Aside from in bedrooms, carpet is outdated and difficult to keep clean, especially with kids or pets. Consider removing carpet in main living areas and installing hardwood floors or refinishing hardwood that may be under carpeted areas. Add area rugs for style and comfort. Replace dated linoleum in kitchens and baths with tile or hardwood as well. Doing tile (yourself) in a small space, such as a bathroom can cost as little as $200 and makes a huge impact. Consider a unique tile border or pattern.
"Curb appeal" is something every homeowner should strive to have. "Your house can be great inside, but it doesn't matter if they don't even make it to the front door," says Naert. Investing in landscaping, no matter how large- or small-scale, can provide significant return. Start from scratch or look for ways to improve existing landscaping. Consider using native plants, trees, shrubs and perennials that will flourish in our climate with little maintenance. If you have an old, weathered deck, DeSilvia suggests just replacing the decking itself to make it look brand new if the overall structure is intact, as that's where the majority of the labor lies.
Did you know that, in addition to saving money on utility bills and being environmentally conscious, you can get tax credits for making energy-saving improvements to your home? Through the Environmental Protection Agency's Energy Star program, tax credits are given for buying Energy Star products such as major appliances, water heaters, roofing, siding, HVAC products, doors and more. Visit Energystar.gov to learn more. Ameren UE's UEfficiency program promotes Energy Star qualified manufacturers and provides links to local retailers and contractors at UEfficiency.com.
Old, worn out doors can make a house look shabby, especially if you are trying to sell and competing with newly built homes. If your interior doors are no longer in pristine condition, consider replacing them with finished or unpainted six-panel doors. A new front door (or a fresh coat of paint and new hardware) can give a "facelift" to a house and add curb appeal — and don't forget the tax breaks for buying one with an Energy Star label.
Basements are big in the Midwest, and finishing one can, in some instances, nearly double your living space. "People and especially families need more space," says DeSilvia. "So rather than building additions, they are turning unused space in the basement to useful space such as a play room, office or family entertainment room." Full basement remodels may require the help of a contractor, unless you are more highly skilled. If you choose to do the major construction yourself, Burgio suggests leaving things like electric, plumbing and HVAC to the experts to ensure they are safe and installed correctly. Burgio also suggests saving money by renting larger tools. "If you spend half your budget on tools for the project, you are losing money. You can rent almost any tool you need inexpensively."
The battleground for getting more money for your home begins with decluttering, and it is generally the most painful task you have to go through.

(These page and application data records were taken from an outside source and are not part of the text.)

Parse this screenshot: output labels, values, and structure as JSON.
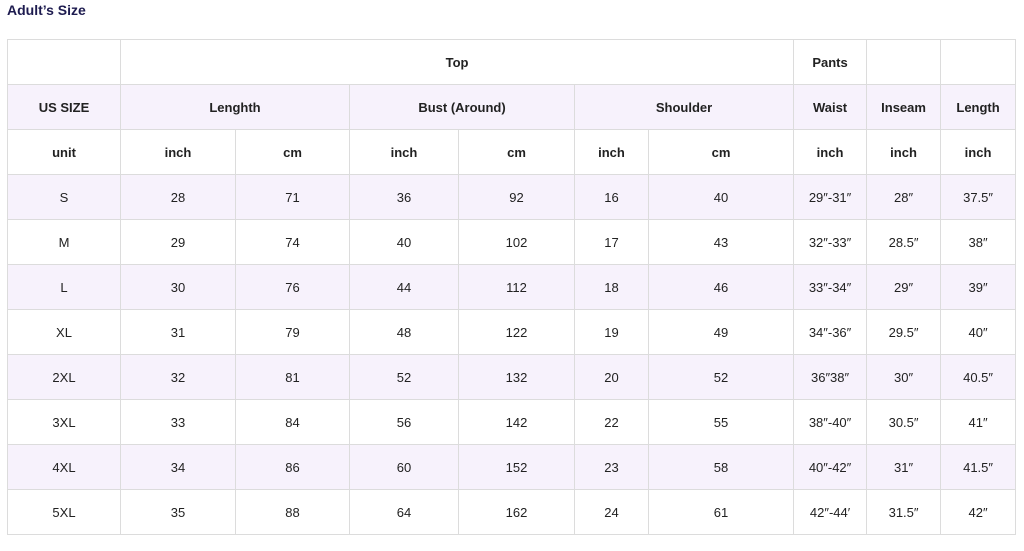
{
  "title": "Adult’s Size",
  "header_row1": {
    "top": "Top",
    "pants": "Pants"
  },
  "header_row2": [
    "US SIZE",
    "Lenghth",
    "Bust (Around)",
    "Shoulder",
    "Waist",
    "Inseam",
    "Length"
  ],
  "unit_row": [
    "unit",
    "inch",
    "cm",
    "inch",
    "cm",
    "inch",
    "cm",
    "inch",
    "inch",
    "inch"
  ],
  "rows": [
    [
      "S",
      "28",
      "71",
      "36",
      "92",
      "16",
      "40",
      "29″-31″",
      "28″",
      "37.5″"
    ],
    [
      "M",
      "29",
      "74",
      "40",
      "102",
      "17",
      "43",
      "32″-33″",
      "28.5″",
      "38″"
    ],
    [
      "L",
      "30",
      "76",
      "44",
      "112",
      "18",
      "46",
      "33″-34″",
      "29″",
      "39″"
    ],
    [
      "XL",
      "31",
      "79",
      "48",
      "122",
      "19",
      "49",
      "34″-36″",
      "29.5″",
      "40″"
    ],
    [
      "2XL",
      "32",
      "81",
      "52",
      "132",
      "20",
      "52",
      "36″38″",
      "30″",
      "40.5″"
    ],
    [
      "3XL",
      "33",
      "84",
      "56",
      "142",
      "22",
      "55",
      "38″-40″",
      "30.5″",
      "41″"
    ],
    [
      "4XL",
      "34",
      "86",
      "60",
      "152",
      "23",
      "58",
      "40″-42″",
      "31″",
      "41.5″"
    ],
    [
      "5XL",
      "35",
      "88",
      "64",
      "162",
      "24",
      "61",
      "42″-44′",
      "31.5″",
      "42″"
    ]
  ],
  "colors": {
    "title": "#1d1b4f",
    "row_alt_bg": "#f7f2fc",
    "border": "#dcdcdc"
  }
}
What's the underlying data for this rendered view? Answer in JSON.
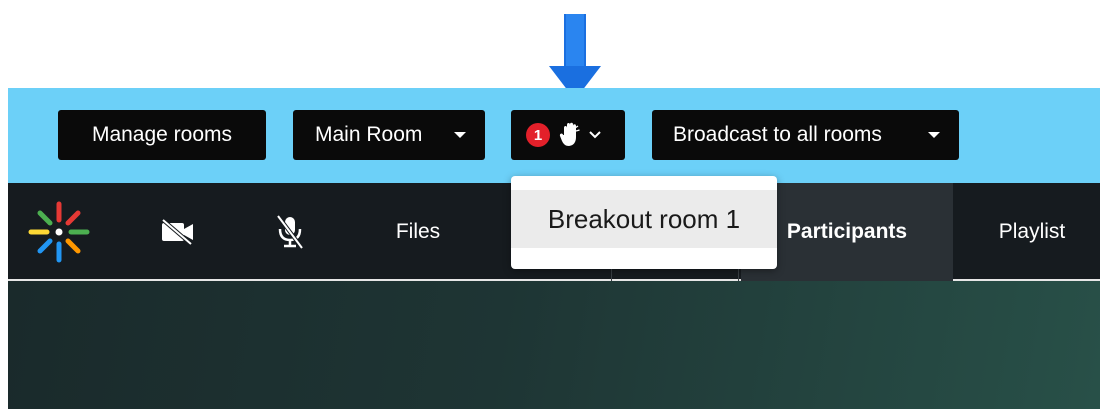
{
  "toolbar": {
    "manage_rooms": "Manage rooms",
    "main_room": "Main Room",
    "hand_count": "1",
    "broadcast": "Broadcast to all rooms"
  },
  "nav": {
    "files": "Files",
    "participants": "Participants",
    "playlist": "Playlist"
  },
  "dropdown": {
    "items": [
      "Breakout room 1"
    ]
  },
  "colors": {
    "toolbar_bg": "#6cd0f8",
    "navbar_bg": "#161b1f",
    "badge": "#e3202a",
    "arrow": "#1a6fe0"
  },
  "icons": [
    "down-arrow-annotation-icon",
    "caret-down-icon",
    "raised-hand-icon",
    "chevron-down-icon",
    "app-logo-icon",
    "video-off-icon",
    "mic-off-icon"
  ]
}
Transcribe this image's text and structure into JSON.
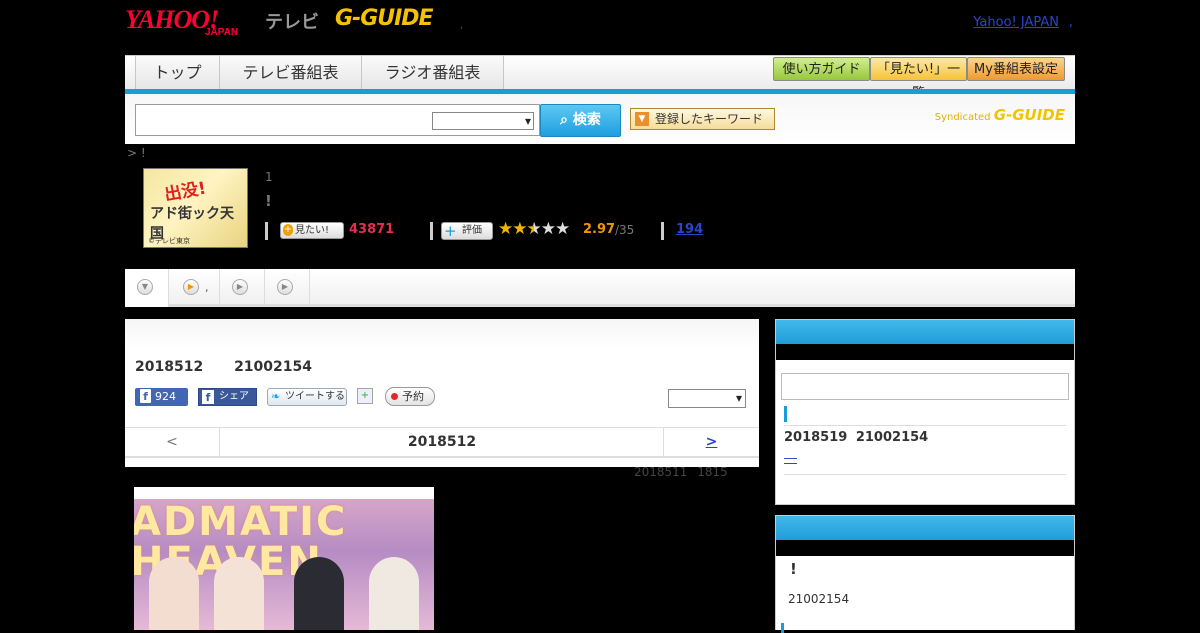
{
  "header": {
    "logo_yahoo": "YAHOO!",
    "logo_yahoo_sub": "JAPAN",
    "logo_tv": "テレビ",
    "logo_gguide": "G-GUIDE",
    "logo_dot": ",",
    "yahoo_japan_link": "Yahoo! JAPAN",
    "yahoo_japan_dot": ","
  },
  "nav": {
    "tabs": [
      {
        "label": "トップ"
      },
      {
        "label": "テレビ番組表"
      },
      {
        "label": "ラジオ番組表"
      }
    ],
    "buttons": [
      {
        "label": "使い方ガイド",
        "color": "#a7d34a"
      },
      {
        "label": "「見たい!」一覧",
        "color": "#f7c94a"
      },
      {
        "label": "My番組表設定",
        "color": "#f2a640"
      }
    ]
  },
  "search": {
    "query": "",
    "select_value": "",
    "button_label": "検索",
    "keyword_button_label": "登録したキーワード",
    "syndicated_label": "Syndicated",
    "syndicated_brand": "G-GUIDE"
  },
  "breadcrumb": "> !",
  "program": {
    "thumb_title": "出没!",
    "thumb_sub": "アド街ック天国",
    "thumb_copyright": "©テレビ東京",
    "line1": "1",
    "line2": "!",
    "mitai_label": "見たい!",
    "mitai_count": "43871",
    "eval_label": "評価",
    "rating": 2.97,
    "rating_text": "2.97",
    "rating_max_text": "/35",
    "review_count": "194"
  },
  "subtabs": [
    {
      "label": ""
    },
    {
      "label": ","
    },
    {
      "label": ""
    },
    {
      "label": ""
    }
  ],
  "main": {
    "broadcast": "2018512 21002154",
    "fb_like_count": "924",
    "fb_share_label": "シェア",
    "tweet_label": "ツイートする",
    "reserve_label": "予約",
    "select_value": "",
    "date_prev": "<",
    "date_current": "2018512",
    "date_next": ">",
    "updated": "2018511 1815"
  },
  "episode_image": {
    "text1": "ADMATIC",
    "text2": "HEAVEN"
  },
  "sidebar": {
    "box1": {
      "input_value": "",
      "date": "2018519 21002154",
      "dash": "―"
    },
    "box2": {
      "excl": "!",
      "number": "21002154"
    }
  },
  "colors": {
    "accent_blue": "#1b9bd8",
    "link_blue": "#2a46c8",
    "mitai_red": "#e62e4d",
    "score_orange": "#f29600"
  }
}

Paula Massey is the stager we have used for years, and decluttering is the number one item on her list of recommendations - she often calls it "prepacking".
When you declutter, you make your house look bigger and decluttering enables you to take possible next steps like re-arranging furniture to create the right focal points in each room. Peronally, my favorite staging TV show is Clean House. It is remarkable how different a home can look after it is cleaned up! You know the old saying, "You can't see the forest for the trees?" Buyers are like that. A cluttered house leads to fewer and lower offers, every time.
Not to leave you without resources, I found a blog with ideas for what to do with all your "stuff". I believe my son prefers the dumpster option over the mini-warehouse option, by the way. As we were moving items into multiple mini-warehouses, he told me that he had a solution for dealing with all the items we were storing: "It's called a match, Dad."